– Try to give it a test drive first, either at a local store or from an online retailer with a good returns policy. Make sure that the case seals perfectly, the screen moves backwards and forwards without noise or resistance and that all of the keys and trackpad buttons move exactly as they should. Don’t be afraid to return a laptop that’s not in ideal condition — if there’s a problem now, it will only get worse as time goes by.
Keyboard and Trackpad
When you’re using something for many hours per day, year after year, even small issues soon become major annoyances. Keyboards and trackpads are a prime example. Look for a laptop with keys that are firm to the touch without being hard to press, that rebound quickly and decisively without clicking loudly enough to annoy everyone around you and that don’t stick. The same idea applies to the trackpad — make sure that buttons work every time, and that the tracking surface is responsive without the cursor flying all over the screen. Macbooks are renowned for having the best trackpad of any laptop, so even if you’re not planning on buying one, try to use an Apple laptop for a few minutes to provide a benchmark.
As well as considering size and resolution, it’s worth trying to find a laptop screen that has a matte coating rather than a reflective one. While the digital nomad cliché of working from the beach is exactly that — a cliché — you’re likely to find yourself with sun and other bright lights on your screen fairly often, by choice or otherwise. A matte finish keeps things at least somewhat visible in direct light, making you more productive and your eyes less strained.

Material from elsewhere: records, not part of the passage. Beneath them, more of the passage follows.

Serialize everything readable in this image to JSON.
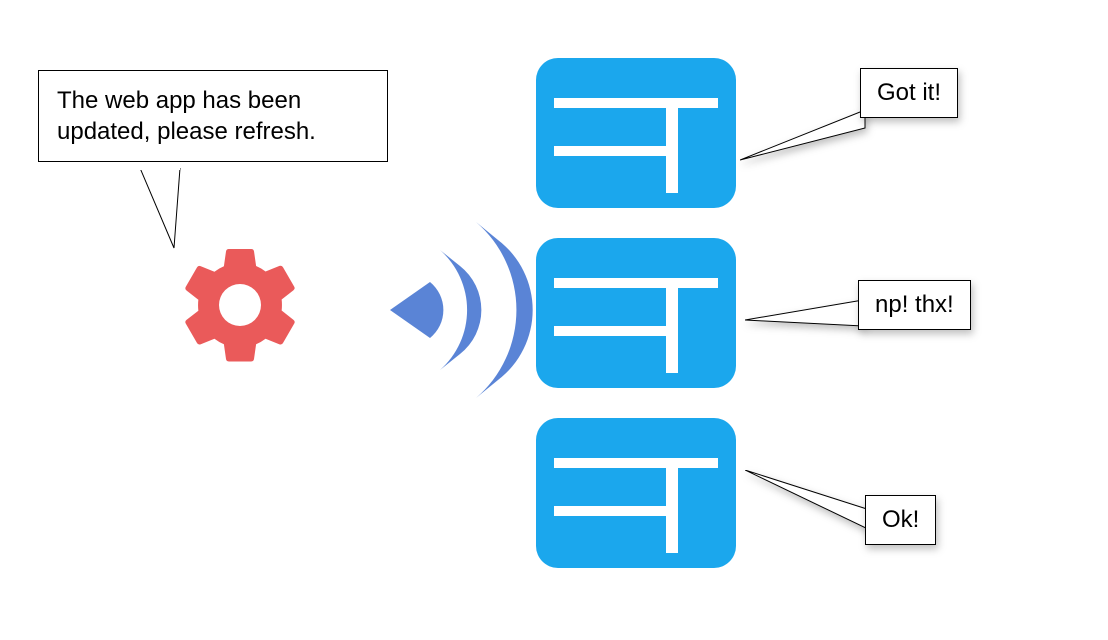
{
  "gear_bubble": "The web app has been updated, please refresh.",
  "clients": [
    {
      "reply": "Got it!"
    },
    {
      "reply": "np! thx!"
    },
    {
      "reply": "Ok!"
    }
  ],
  "colors": {
    "gear": "#ea5a5a",
    "broadcast": "#5a84d6",
    "client": "#1ba7ed"
  }
}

Models and prices change all the time, and these recommendations should be taken with that in mind. Always do your research, especially when it comes to pricing — a particularly good special could make an otherwise unremarkable laptop worth considering.
With that said, here are a few recommendations for three different kinds of digital nomad.
Those With Basic Needs
If your computing needs don’t extend much beyond replying to emails, general document creation and editing, and using mainly web-based apps, you could consider the following. These have lower specifications (particularly screen size) than I’d typically recommend, but are fine for basic use. All of these devices are thin, light and can be found for between $500 and $1000 in their default configuration.
– Apple Macbook Air 11” (standard MacOS)
Those With Mainstream Requirements
Most digital nomads will fall into this category. Any laptop that you purchase from the range below will perform well for most tasks that you throw at it, and unless you know that you need a more powerful computer for a specific purpose, will typically provide the best value. I’ve chosen machines that meet or exceed my recommended specifications and are appropriate for a travelling lifestyle in terms of weight and build quality. You can expect to pay between $1000 and $1500.
– Dell XPS 12 (convertible Windows)
– Toshiba Kirabook 13 (standard Windows)
– Apple Macbook Air 13” (standard MacOS)
Those Who Just Need Raw Power
If you need the best laptop you can find, there are still a few options out there that are (somewhat) appropriate for working from the road. You’ll likely be paying a premium in both weight and price, but that’s the way it goes — when you need the power, you need the power. All of these models can be configured with high-resolution screens, top of the line CPUs, 8+ GB of RAM and more. They typically tip the scales at between 2.5 and 3.5 pounds (1.2-1.6 kg), and will cost anything from $1500-$3000 depending on configuration.
– Apple Macbook Pro 13” with Retina display (standard MacOS)
Which laptops would you recommend for travellers, and why?
PS: If you found this useful, don’t forget to pick up a copy of Hammocks and Hard Drives for much more on the tech side of life as a digital nomad.